Element data from apps and pages:

|---|

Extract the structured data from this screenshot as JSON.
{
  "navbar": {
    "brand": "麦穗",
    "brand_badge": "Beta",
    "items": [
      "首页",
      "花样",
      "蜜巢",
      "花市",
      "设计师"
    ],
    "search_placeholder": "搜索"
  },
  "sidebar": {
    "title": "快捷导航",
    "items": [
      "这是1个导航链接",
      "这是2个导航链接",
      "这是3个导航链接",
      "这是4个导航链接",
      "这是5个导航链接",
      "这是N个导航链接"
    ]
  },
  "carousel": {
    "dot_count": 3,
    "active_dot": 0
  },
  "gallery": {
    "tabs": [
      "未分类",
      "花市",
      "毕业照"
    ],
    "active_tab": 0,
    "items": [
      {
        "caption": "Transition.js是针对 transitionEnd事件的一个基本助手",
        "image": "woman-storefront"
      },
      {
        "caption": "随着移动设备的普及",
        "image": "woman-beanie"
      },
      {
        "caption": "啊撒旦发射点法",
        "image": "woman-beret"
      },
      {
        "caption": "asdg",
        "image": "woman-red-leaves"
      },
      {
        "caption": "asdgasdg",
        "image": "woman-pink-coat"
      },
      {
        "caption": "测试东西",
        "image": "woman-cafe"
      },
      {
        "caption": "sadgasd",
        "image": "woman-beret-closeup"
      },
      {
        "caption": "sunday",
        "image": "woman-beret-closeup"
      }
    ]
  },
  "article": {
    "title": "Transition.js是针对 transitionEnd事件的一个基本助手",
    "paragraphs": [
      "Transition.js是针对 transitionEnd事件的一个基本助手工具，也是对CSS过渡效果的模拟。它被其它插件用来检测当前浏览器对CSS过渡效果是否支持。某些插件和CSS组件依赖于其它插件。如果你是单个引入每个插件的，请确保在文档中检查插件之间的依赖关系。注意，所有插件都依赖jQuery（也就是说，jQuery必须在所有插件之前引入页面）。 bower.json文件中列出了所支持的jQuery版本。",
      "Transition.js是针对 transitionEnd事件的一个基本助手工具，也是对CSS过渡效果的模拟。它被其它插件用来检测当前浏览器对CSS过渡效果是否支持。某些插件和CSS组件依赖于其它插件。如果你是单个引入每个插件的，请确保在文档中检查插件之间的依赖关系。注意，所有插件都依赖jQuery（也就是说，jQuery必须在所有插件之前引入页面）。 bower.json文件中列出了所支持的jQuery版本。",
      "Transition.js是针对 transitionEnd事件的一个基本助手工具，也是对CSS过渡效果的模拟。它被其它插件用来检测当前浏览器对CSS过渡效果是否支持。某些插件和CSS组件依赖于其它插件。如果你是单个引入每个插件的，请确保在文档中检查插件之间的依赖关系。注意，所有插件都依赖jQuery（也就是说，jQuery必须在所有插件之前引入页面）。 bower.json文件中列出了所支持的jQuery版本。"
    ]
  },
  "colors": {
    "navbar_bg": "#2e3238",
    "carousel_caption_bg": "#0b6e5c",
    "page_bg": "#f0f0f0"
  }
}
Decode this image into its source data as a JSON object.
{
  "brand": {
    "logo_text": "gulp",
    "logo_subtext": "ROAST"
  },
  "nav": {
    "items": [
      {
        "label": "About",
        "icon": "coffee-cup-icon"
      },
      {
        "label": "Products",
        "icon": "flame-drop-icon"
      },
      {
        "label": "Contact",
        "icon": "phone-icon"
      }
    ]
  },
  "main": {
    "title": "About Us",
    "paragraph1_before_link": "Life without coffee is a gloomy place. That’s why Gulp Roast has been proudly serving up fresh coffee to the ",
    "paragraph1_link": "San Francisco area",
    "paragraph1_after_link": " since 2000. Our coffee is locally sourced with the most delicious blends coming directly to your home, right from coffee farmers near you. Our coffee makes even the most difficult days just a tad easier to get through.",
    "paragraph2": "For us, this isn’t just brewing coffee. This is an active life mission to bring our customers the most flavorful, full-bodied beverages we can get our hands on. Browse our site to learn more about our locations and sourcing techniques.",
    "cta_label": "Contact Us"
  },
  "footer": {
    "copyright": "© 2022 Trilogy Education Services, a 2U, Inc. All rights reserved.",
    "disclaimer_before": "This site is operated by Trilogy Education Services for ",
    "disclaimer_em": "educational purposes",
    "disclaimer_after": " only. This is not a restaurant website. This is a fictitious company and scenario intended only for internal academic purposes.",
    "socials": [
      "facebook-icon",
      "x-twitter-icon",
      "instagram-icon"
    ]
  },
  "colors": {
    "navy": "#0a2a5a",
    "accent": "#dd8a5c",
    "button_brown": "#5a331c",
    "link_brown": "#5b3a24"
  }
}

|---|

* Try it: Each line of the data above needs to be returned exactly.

* Response to the exercise:
Extract the structured data from this screenshot as JSON.
{
  "navbar": {
    "brand": "麦穗",
    "brand_badge": "Beta",
    "items": [
      "首页",
      "花样",
      "蜜巢",
      "花市",
      "设计师"
    ],
    "search_placeholder": "搜索"
  },
  "sidebar": {
    "title": "快捷导航",
    "items": [
      "这是1个导航链接",
      "这是2个导航链接",
      "这是3个导航链接",
      "这是4个导航链接",
      "这是5个导航链接",
      "这是N个导航链接"
    ]
  },
  "carousel": {
    "dot_count": 3,
    "active_dot": 0
  },
  "gallery": {
    "tabs": [
      "未分类",
      "花市",
      "毕业照"
    ],
    "active_tab": 0,
    "items": [
      {
        "caption": "Transition.js是针对 transitionEnd事件的一个基本助手",
        "image": "woman-storefront"
      },
      {
        "caption": "随着移动设备的普及",
        "image": "woman-beanie"
      },
      {
        "caption": "啊撒旦发射点法",
        "image": "woman-beret"
      },
      {
        "caption": "asdg",
        "image": "woman-red-leaves"
      },
      {
        "caption": "asdgasdg",
        "image": "woman-pink-coat"
      },
      {
        "caption": "测试东西",
        "image": "woman-cafe"
      },
      {
        "caption": "sadgasd",
        "image": "woman-beret-closeup"
      },
      {
        "caption": "sunday",
        "image": "woman-beret-closeup"
      }
    ]
  },
  "article": {
    "title": "Transition.js是针对 transitionEnd事件的一个基本助手",
    "paragraphs": [
      "Transition.js是针对 transitionEnd事件的一个基本助手工具，也是对CSS过渡效果的模拟。它被其它插件用来检测当前浏览器对CSS过渡效果是否支持。某些插件和CSS组件依赖于其它插件。如果你是单个引入每个插件的，请确保在文档中检查插件之间的依赖关系。注意，所有插件都依赖jQuery（也就是说，jQuery必须在所有插件之前引入页面）。 bower.json文件中列出了所支持的jQuery版本。",
      "Transition.js是针对 transitionEnd事件的一个基本助手工具，也是对CSS过渡效果的模拟。它被其它插件用来检测当前浏览器对CSS过渡效果是否支持。某些插件和CSS组件依赖于其它插件。如果你是单个引入每个插件的，请确保在文档中检查插件之间的依赖关系。注意，所有插件都依赖jQuery（也就是说，jQuery必须在所有插件之前引入页面）。 bower.json文件中列出了所支持的jQuery版本。",
      "Transition.js是针对 transitionEnd事件的一个基本助手工具，也是对CSS过渡效果的模拟。它被其它插件用来检测当前浏览器对CSS过渡效果是否支持。某些插件和CSS组件依赖于其它插件。如果你是单个引入每个插件的，请确保在文档中检查插件之间的依赖关系。注意，所有插件都依赖jQuery（也就是说，jQuery必须在所有插件之前引入页面）。 bower.json文件中列出了所支持的jQuery版本。"
    ]
  },
  "colors": {
    "navbar_bg": "#2e3238",
    "carousel_caption_bg": "#0b6e5c",
    "page_bg": "#f0f0f0"
  }
}
Decode this image into its source data as a JSON object.
{
  "brand": {
    "logo_text": "gulp",
    "logo_subtext": "ROAST"
  },
  "nav": {
    "items": [
      {
        "label": "About",
        "icon": "coffee-cup-icon"
      },
      {
        "label": "Products",
        "icon": "flame-drop-icon"
      },
      {
        "label": "Contact",
        "icon": "phone-icon"
      }
    ]
  },
  "main": {
    "title": "About Us",
    "paragraph1_before_link": "Life without coffee is a gloomy place. That’s why Gulp Roast has been proudly serving up fresh coffee to the ",
    "paragraph1_link": "San Francisco area",
    "paragraph1_after_link": " since 2000. Our coffee is locally sourced with the most delicious blends coming directly to your home, right from coffee farmers near you. Our coffee makes even the most difficult days just a tad easier to get through.",
    "paragraph2": "For us, this isn’t just brewing coffee. This is an active life mission to bring our customers the most flavorful, full-bodied beverages we can get our hands on. Browse our site to learn more about our locations and sourcing techniques.",
    "cta_label": "Contact Us"
  },
  "footer": {
    "copyright": "© 2022 Trilogy Education Services, a 2U, Inc. All rights reserved.",
    "disclaimer_before": "This site is operated by Trilogy Education Services for ",
    "disclaimer_em": "educational purposes",
    "disclaimer_after": " only. This is not a restaurant website. This is a fictitious company and scenario intended only for internal academic purposes.",
    "socials": [
      "facebook-icon",
      "x-twitter-icon",
      "instagram-icon"
    ]
  },
  "colors": {
    "navy": "#0a2a5a",
    "accent": "#dd8a5c",
    "button_brown": "#5a331c",
    "link_brown": "#5b3a24"
  }
}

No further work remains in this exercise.